Hillacondji, BeninHaving reached the Benin-Togo border should have been cause for some celebration -- it is muted by the border-town nature of the environment.  The town on the Benin side of the frontier is Hillacondji and the town on the Togo side of the frontier is Aneho.  Hillacondji is the smaller of the two and is mostly a strip city the extends further and further out from the actual border posts.  On both sides of the border there is a wall of trucks parked along the side of the road that extends out for at least a kilometer.  It is hard to calculate the hours, days and weeks some people must spend waiting here.  Fortunately, being further a big city, like the Togo-Ghana border, where Lome sits on the border, there is not a lot of hype, hustle and hassle at the border so the actual crossing of the frontier went very smoothly.  Even so I don't have an urge to linger in Hillacondji and blow through to the border station.

Aneho, Togo, ocean and beachAneho sits at a picturesque location were a river runs into the ocean.  There are long sandy beaches on the ocean and the sandy shore extends up the river. At least mid-week the beach isn't getting much attention from the locals, except for a couple of fisherman.  That is about on par with the rest of Aneho, which lacks vitality.  There is the usual small town variety of business and the town is friendly and relaxed, but the closes thing to hub-bub is at the border.

Aneho, Togo, social service buildingsAneho, Togo, Municipal Public LibraryEvidence that Togo was once a German colony are few and far between.  It may be more coincidence than legacy but one sign of Germany's hand was in some new development assistance projects in Aneho.  Their aid money was responsible for renovating a cluster of buildings that are used for government of Togo social service programs, including a new library.

Aneho, Togo, young childrenAneho, Togo,  HIV/AIDS awareness sign.Just beyond these playful child with their innocents of youth is an AIDS prevention billboard the discourage young people from being sexually active and to choose abstinence 'for their life'.  HIV is a serious matter because Togo has the highest HIV rate along the international transportation route from Nigeria to Benin, Togo and Ghana.  The good news, at least in the second half of the first decade on the 21st century, is the rate HIV was dropping.

Aneho, Togo, dinner on the patioAneho, Togo, fish dinner on the patioThe usual practice is to not eat meals at the hotel.  This gets us out into town and spreads the wealth.  Like so many other places, there are a dearth of restaurants in Aneho. This led to a nice meal on the patio at the hotel. 
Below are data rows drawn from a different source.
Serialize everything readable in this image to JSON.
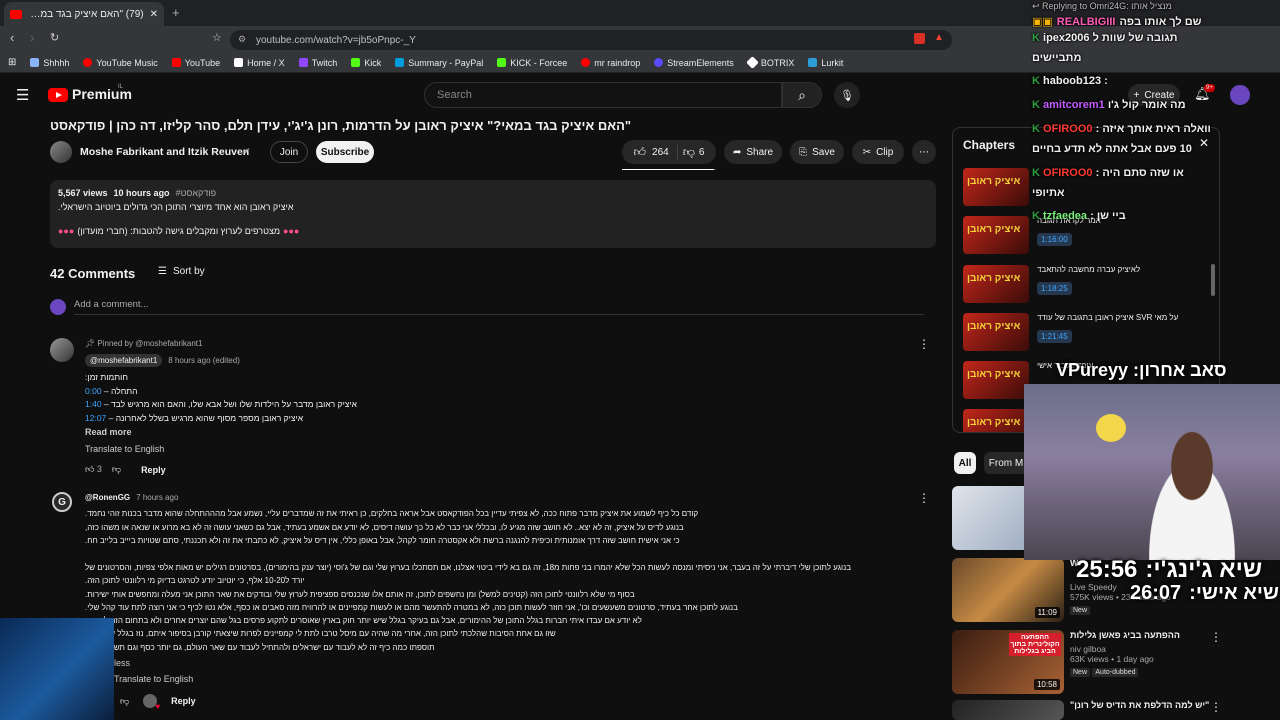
{
  "browser": {
    "tab_title": "(79) \"האם איציק בגד במאי?\" איציק",
    "url": "youtube.com/watch?v=jb5oPnpc-_Y",
    "bookmarks": [
      "Shhhh",
      "YouTube Music",
      "YouTube",
      "Home / X",
      "Twitch",
      "Kick",
      "Summary - PayPal",
      "KICK - Forcee",
      "mr raindrop",
      "StreamElements",
      "BOTRIX",
      "Lurkit"
    ]
  },
  "header": {
    "logo": "Premium",
    "logo_region": "IL",
    "search_placeholder": "Search",
    "create_label": "Create",
    "notif_count": "9+"
  },
  "video": {
    "title": "\"האם איציק בגד במאי?\" איציק ראובן על הדרמות, רונן ג'יג'י, עידן תלם, סהר קליזו, דה כהן | פודקאסט",
    "channel": "Moshe Fabrikant and Itzik Reuven",
    "join": "Join",
    "subscribe": "Subscribe",
    "likes": "264",
    "dislikes": "6",
    "share": "Share",
    "save": "Save",
    "clip": "Clip",
    "views": "5,567 views",
    "age": "10 hours ago",
    "hashtag": "#פודקאסט",
    "desc_line1": "איציק ראובן הוא אחד מיוצרי התוכן הכי גדולים ביוטיוב הישראלי.",
    "desc_line2": "מצטרפים לערוץ ומקבלים גישה להטבות: (חברי מועדון)"
  },
  "comments": {
    "count_label": "42 Comments",
    "sort_label": "Sort by",
    "add_placeholder": "Add a comment...",
    "pinned": {
      "pinned_by": "Pinned by @moshefabrikant1",
      "author": "@moshefabrikant1",
      "age": "8 hours ago (edited)",
      "lines": [
        "חותמות זמן:",
        "התחלה – ",
        "איציק ראובן מדבר על הילדות שלו ושל אבא שלו, והאם הוא מרגיש לבד – ",
        "איציק ראובן מספר מסוף שהוא מרגיש בשלל לאחרונה – "
      ],
      "timestamps": [
        "0:00",
        "1:40",
        "12:07"
      ],
      "read_more": "Read more",
      "translate": "Translate to English",
      "likes": "3",
      "reply": "Reply"
    },
    "second": {
      "author": "@RonenGG",
      "age": "7 hours ago",
      "para1": [
        "קודם כל כיף לשמוע את איציק מדבר פתוח ככה, לא צפיתי עדיין בכל הפודקאסט אבל אראה בחלקים, כן ראיתי את זה שמדברים עליי, נשמע אבל מהההתחלה שהוא מדבר בכנות זוהי נחמד.",
        "בנוגע לדיס על איציק, זה לא יצא.. לא חושב שזה מגיע לו, ובכללי אני כבר לא כל כך עושה דיסים, לא יודע אם אשמע בעתיד, אבל גם כשאני עושה זה לא בא מרוע או שנאה או משהו כזה,",
        "כי אני אישית חושב שזה דרך אומנותית וכיפית להנגנה ברשת ולא אקסטרה חומר לקהל, אבל באופן כללי, אין דיס על איציק, לא כתבתי את זה ולא תכננתי, סתם שטויות ביייב בלייב חח."
      ],
      "para2": [
        "בנוגע לתוכן שלי דיברתי על זה בעבר, אני ניסיתי ומנסה לעשות הכל שלא יהמרו בני פחות מ18, זה גם בא לידי ביטוי אצלנו, אם תסתכלו בערוץ שלי וגם של ג'וסי (יוצר ענק בהימורים), בסרטונים רגילים יש מאות אלפי צפיות, והסרטונים של",
        "יורד ל10-20 אלף, כי יוטיוב יודע לטרגט בדיוק מי רלוונטי לתוכן הזה.",
        "בסוף מי שלא רלוונטי לתוכן הזה (קטינים למשל) ומן נחשפים לתוכן, זה אותם אלו שנכנסים ספציפית לערוץ שלי ובודקים את שאר התוכן אני מעלה ומחפשים אותי ישירות.",
        "בנוגע לתוכן אחר בעתיד, סרטונים משעשעים וכו', אני חוזר לעשות תוכן כזה, לא במטרה להתעשר מהם או לעשות קמפיינים או להרוויח מזה סאבים או כסף, אלא נטו לכיף כי אני רוצה לתת עוד קהל שלי.",
        "לא יודע אם עבדו איתי חברות בגלל התוכן של ההימורים, אבל גם בעיקר בגלל שיש יותר חוק בארץ שאוסרים לתקוע פרסים בגל שהם יוצרים אחרים ולא בתחום הזה לדעתי.",
        "שזו גם אחת הסיבות שהלכתי לתוכן הזה, אחרי מה שהיה עם מיסל טרבו לתת לי קמפיינים לפרות שיצאתי קורבן בסיפור איתם, נוז בגלל שיש לפה",
        "תוספתו כמה כיף זה לא לעבוד עם ישראלים ולהתחיל לעבוד עם שאר העולם, גם יותר כסף וגם תשלום בזמן"
      ],
      "read_less": "less",
      "translate": "Translate to English",
      "reply": "Reply"
    }
  },
  "chapters": {
    "title": "Chapters",
    "items": [
      {
        "label": "",
        "time": ""
      },
      {
        "label": "אמר לקראת תגובה",
        "time": "1:16:00"
      },
      {
        "label": "לאיציק עברה מחשבה להתאבד",
        "time": "1:18:25"
      },
      {
        "label": "על מאי SVR איציק ראובן בתגובה של עודד",
        "time": "1:21:45"
      },
      {
        "label": "עומד בכבוד אישי",
        "time": ""
      }
    ],
    "thumb_text": "איציק ראובן"
  },
  "filters": {
    "all": "All",
    "from": "From M"
  },
  "recommendations": [
    {
      "title": "",
      "channel": "",
      "views": "",
      "duration": "",
      "badge": ""
    },
    {
      "title": "W",
      "channel": "Live Speedy",
      "views": "575K views • 23 hours ago",
      "duration": "11:09",
      "badge": "New"
    },
    {
      "title": "ההפתעה בביג פאשן גלילות",
      "channel": "niv gilboa",
      "views": "63K views • 1 day ago",
      "duration": "10:58",
      "badge": "New",
      "badge2": "Auto-dubbed",
      "thumb_caption": "ההפתעה הקולינרית בתוך הביג בגלילות"
    },
    {
      "title": "\"יש למה הדלפת את הדיס של רונן\"",
      "channel": "",
      "views": "",
      "duration": "",
      "badge": ""
    }
  ],
  "stream_overlay": {
    "reply_to": "Replying to Omri24G: מנציל אותו",
    "pinned_text": "שם לך אותו בפה",
    "pinned_user": "REALBIGIII",
    "lines": [
      {
        "user": "ipex2006",
        "text": "תגובה של שוות ל",
        "color": "#ffffff"
      },
      {
        "user": "",
        "text": "מתביישים",
        "color": "#ffffff"
      },
      {
        "user": "haboob123",
        "text": "",
        "color": "#ffffff"
      },
      {
        "user": "amitcorem1",
        "text": "מה אומר קול ג'ו",
        "color": "#c45cff"
      },
      {
        "user": "OFIROO0",
        "text": "וואלה ראית אותך איזה",
        "color": "#ff3b30"
      },
      {
        "user": "",
        "text": "10 פעם אבל אתה לא תדע בחיים",
        "color": "#ffffff"
      },
      {
        "user": "OFIROO0",
        "text": "או שזה סתם היה",
        "color": "#ff3b30"
      },
      {
        "user": "",
        "text": "אתיופי",
        "color": "#ffffff"
      },
      {
        "user": "tzfaedea",
        "text": "ביי שן",
        "color": "#7cf27c"
      }
    ],
    "cam_label": "סאב אחרון: VPureyy",
    "timer1_label": "שיא ג'ינג'י:",
    "timer1": "25:56",
    "timer2_label": "שיא אישי:",
    "timer2": "26:07"
  },
  "colors": {
    "accent": "#3ea6ff",
    "brand_red": "#ff0000",
    "bg": "#0f0f0f",
    "chat_green": "#2ea043"
  }
}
Addendum:

Errosion has been a problem on this coast for decades. It is not abating as sea level rises. For a 2015 report see: http://www.irinnews.org/report/102213/rising-seas-ruining-lives-in-togo

 

 Next dispatch.

 
 

 
     

touring tour eco-tour safari responsible travel journey adventure expedition trip active vacation culture cultural holiday budget

Unique Programs To Special Places For Memories Of A Lifetime!

Please write if you have questions, suggestions and comments about our program or want to be added to Bicycle Africa's mailing list. (Also let us know how you found this site.)

Bicycle Africa Homepage        Ibike Programs       IBF Homepage     To Search
"Hosted by DreamHost - earth friendly web hosting"
Created by David Mozer.
Copyright ? 1983-2015  Ibike LLC.  All rights reserved.